(Hint: You’re probably already on step 2. . .)
by Melanie Cobb
Perfectionism is part of a nasty triangle on whose other points lay procrastination and paralysis. This triangle of doom is deadly for New Year’s resolutions, and is the reason that most fail.
For example, if my new year’s resolution were to lose 20 pounds, perfectionism would tell me that I have only been successful when that 20 pounds has been lost. Because that task feels so big, I will probably put off taking any real steps towards losing even one pound, because if it’s not 20, it doesn’t matter. I have then entered the procrastination phase. When I have procrastinated long enough, the elusive goal of 20 pounds will now seem so far off and unattainable that I might as well not even try. I have now completed the triangle of doom by ushering in paralysis.
This self-sabotaging behavior ended for me when I realized that the brain integrates change over a period of time, and that how I treat myself during that time will make all the difference. What I know now is that all growth is attained in four steps:
- Unconscious Incompetence
- Conscious Incompetence
- Conscious Competence
- Unconscious Competence
Unconscious Incompetence is when we don’t even know what we don’t know. For example, perhaps I have a bad habit of interrupting people when they’re talking. Initially, I am unconscious that I’m even doing it, which means it is out of my control. I’m on autopilot, foolishly barging in on conversations and causing suffering without even knowing it.
But then perhaps someone points out, “Hey, do you know that you interrupt people a lot?” and now it has been moved to my consciousness, a realm that I do have control over. I am now in Conscious Incompetence. I haven’t yet changed the behavior, but at least I realize that there is a behavior to change.
The next step is practicing the new behavior I want to replace it with – in this case, being a more patient listener. This is the phase of Conscious Competence. I am working on improving, but it still takes concerted effort, much like learning to drive. I may catch myself starting to interrupt someone, then stop, take a deep breath, and practice listening until they finish instead.

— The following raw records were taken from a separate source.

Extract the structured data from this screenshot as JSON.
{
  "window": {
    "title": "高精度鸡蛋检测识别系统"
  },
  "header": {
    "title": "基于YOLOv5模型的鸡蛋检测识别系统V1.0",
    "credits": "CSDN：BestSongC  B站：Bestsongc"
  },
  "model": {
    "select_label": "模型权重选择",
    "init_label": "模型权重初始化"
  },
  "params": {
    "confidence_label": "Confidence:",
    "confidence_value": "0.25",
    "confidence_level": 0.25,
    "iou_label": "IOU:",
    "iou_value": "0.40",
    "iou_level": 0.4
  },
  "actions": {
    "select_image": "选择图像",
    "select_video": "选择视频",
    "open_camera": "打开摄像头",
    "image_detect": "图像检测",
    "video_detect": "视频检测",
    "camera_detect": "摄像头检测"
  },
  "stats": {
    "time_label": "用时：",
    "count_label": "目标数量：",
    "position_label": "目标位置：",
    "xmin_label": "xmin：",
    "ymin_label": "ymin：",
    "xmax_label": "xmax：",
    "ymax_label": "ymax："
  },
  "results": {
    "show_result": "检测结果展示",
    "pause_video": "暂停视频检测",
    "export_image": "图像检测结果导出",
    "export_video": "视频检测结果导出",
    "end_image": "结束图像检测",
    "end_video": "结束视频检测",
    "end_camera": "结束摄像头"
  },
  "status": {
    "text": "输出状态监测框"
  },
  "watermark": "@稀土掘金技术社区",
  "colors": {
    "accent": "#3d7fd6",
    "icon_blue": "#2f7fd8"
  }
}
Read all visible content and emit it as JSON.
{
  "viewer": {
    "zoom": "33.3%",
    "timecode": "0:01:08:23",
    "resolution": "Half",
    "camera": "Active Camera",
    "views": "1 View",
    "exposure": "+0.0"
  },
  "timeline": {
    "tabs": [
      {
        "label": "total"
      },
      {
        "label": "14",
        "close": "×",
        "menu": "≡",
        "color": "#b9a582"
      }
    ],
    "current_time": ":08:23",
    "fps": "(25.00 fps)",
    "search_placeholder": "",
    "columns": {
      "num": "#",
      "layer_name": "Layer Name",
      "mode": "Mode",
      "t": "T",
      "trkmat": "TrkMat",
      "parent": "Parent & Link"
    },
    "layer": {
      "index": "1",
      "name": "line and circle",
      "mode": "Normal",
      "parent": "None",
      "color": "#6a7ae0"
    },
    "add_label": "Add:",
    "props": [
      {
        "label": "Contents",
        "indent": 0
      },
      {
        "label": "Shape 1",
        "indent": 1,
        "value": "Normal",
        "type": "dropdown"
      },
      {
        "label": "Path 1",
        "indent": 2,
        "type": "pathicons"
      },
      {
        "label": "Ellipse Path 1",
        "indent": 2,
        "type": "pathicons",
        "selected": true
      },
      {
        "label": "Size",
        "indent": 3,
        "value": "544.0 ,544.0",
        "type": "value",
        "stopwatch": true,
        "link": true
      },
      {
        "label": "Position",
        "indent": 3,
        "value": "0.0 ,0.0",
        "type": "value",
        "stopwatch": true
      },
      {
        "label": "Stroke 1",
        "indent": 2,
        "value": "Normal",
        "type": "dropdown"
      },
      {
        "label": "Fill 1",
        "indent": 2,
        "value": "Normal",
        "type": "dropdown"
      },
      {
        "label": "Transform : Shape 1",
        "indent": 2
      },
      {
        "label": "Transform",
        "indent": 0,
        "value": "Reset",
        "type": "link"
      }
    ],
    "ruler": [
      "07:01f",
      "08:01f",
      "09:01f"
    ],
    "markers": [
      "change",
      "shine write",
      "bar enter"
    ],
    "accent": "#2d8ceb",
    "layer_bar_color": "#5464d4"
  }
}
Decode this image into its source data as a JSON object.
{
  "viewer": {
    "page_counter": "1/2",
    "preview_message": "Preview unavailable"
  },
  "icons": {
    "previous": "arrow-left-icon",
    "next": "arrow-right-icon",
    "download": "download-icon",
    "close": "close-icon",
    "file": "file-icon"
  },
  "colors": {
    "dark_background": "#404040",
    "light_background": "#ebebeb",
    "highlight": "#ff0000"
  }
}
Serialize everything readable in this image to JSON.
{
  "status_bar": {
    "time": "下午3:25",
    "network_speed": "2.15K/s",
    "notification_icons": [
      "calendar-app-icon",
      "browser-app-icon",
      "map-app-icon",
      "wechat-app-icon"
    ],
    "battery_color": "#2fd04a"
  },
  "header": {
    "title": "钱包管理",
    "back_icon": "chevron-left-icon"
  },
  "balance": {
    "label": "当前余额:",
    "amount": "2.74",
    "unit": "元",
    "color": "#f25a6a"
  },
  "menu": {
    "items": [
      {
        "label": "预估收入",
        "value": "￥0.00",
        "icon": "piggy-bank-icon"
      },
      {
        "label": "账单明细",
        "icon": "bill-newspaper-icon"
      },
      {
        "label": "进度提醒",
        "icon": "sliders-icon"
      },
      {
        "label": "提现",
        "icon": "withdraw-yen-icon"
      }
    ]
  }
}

Over time, enough practice allows me to become Unconsciously Competent. I will eventually reach a point where I am simply a patient listener as a default. I no longer have the impulse to interrupt on a regular basis. In fact, I listen so well that I don’t even have to think about doing it any more. I am on autopilot again, but this time, with the behavior I want.
Remember how much concentration it once took to ride a bike or drive a car? See how effortlessly you perform these actions today? Whether you realize it or not, you moved from unconscious incompetence to unconscious competence, hitting both important steps in between.
The good news for your 2014 resolutions is that if you have identified a behavior you want to change, you are already at step two! You have done the most important thing, which is to move your undesired behavior from your unconscious to your consciousness, where you can actually do something about it.
Now the trick is to be gentle with yourself. Allow yourself to be in the phase of conscious competence for as long as necessary. When you slip, let it be a trigger to be grateful that you’re working on this important goal. “Oops! I did it again. Glad I noticed.” Beating yourself up will only delay your desired results, because it puts you back into the perfectionistic triangle of doom.
Progress, not perfection.
So how about it? Let’s make 2014 the year that we attain our desired results gently, joyfully, and permanently.
Want to work with Melanie for FREE?
Melanie is offering FREE Clarity Sessions to the first five BrainSpeak readers who request them! In just 45 minutes, she’ll help you clarify your vision for 2014 and uncover the blocks that have been standing in your way. To claim your free session, fill out the brief application on her Coaching Page, and be sure to include the phrase: “Brainspeak free session.”